Thesis - Open Access
Master of Science (MS)
Biology and Microbiology
CSF-1R, macropinocytosis, Ptpn6
Understanding macrophage cell biology is important due to macrophages key roles in human health and diseases including proper immune function, wound healing, atherosclerosis, and cancer. Despite their importance, relatively little is understood about macrophage activation, growth factor signaling, and cytoskeletal regulation. This thesis presents data from investigations into mechanisms of macrophage growth factor signaling and actin polymerization for ruffling and macropinocytosis. Alt-R CRISPR-Cas9 method and dextran uptake assay were used to knock out individual genes (SHP-1, Lyn, Syk, BTK, Vav1) and determine their role in macropinocytosis and CSF-1R signaling. Dextran uptake was disrupted in SHP-1 and Lyn targeted knockout cells, while it was increased in Syk, BTK, and Vav1 targeted knockout. We showed that SHP-1 and Lyn knockout express more p-Y53 actin than wildtype. We propose that SHP-1 regulates macropinocytosis through dephosphorylation of actin at tyrosine 53. Lyn colocalized on macropinosomes with CSF-1R and Lyn knockout cells faster than wildtype, suggesting their negative role in regulating growth factor signaling. However, the absence of Lyn downregulated ERK phosphorylation, suggesting that Lyn might play a role of both positive and negative regulator of signaling.

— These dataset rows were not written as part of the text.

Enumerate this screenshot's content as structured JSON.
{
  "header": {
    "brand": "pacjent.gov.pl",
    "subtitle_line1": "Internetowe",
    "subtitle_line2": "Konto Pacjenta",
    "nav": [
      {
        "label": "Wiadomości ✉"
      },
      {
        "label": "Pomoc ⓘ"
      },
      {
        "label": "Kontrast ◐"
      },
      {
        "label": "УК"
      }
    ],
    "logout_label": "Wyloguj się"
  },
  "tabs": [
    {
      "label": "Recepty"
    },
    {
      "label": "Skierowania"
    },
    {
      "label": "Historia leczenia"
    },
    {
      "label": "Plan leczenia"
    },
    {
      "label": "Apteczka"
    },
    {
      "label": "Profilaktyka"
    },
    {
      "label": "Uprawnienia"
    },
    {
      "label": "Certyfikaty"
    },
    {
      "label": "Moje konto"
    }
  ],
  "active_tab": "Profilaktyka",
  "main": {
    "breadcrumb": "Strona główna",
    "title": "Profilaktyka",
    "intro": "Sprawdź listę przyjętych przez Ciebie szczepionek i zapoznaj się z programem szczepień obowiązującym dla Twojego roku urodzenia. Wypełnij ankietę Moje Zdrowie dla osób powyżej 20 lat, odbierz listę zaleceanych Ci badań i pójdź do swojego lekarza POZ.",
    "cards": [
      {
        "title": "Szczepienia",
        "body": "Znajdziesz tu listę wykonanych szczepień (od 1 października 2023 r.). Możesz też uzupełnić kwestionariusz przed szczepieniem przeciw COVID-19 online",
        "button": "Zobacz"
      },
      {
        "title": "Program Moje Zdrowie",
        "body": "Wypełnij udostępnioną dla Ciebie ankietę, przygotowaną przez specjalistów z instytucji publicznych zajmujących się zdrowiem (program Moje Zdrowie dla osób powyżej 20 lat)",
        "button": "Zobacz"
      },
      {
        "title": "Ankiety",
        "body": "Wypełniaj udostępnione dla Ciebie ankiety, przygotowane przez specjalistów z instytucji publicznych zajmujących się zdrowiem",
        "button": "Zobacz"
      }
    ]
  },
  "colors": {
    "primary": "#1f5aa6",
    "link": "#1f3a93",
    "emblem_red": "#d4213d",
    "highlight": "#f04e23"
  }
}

Library of Congress Subject Headings
Growth factors -- Receptors.
Includes bibliographical references
Number of Pages
South Dakota State University
In Copyright - Educational Use Permitted
Monga, Louise, "Identification of Macropinocytosis Regulating proteins and Signaling from Macropinosomes" (2018). Electronic Theses and Dissertations. 2698.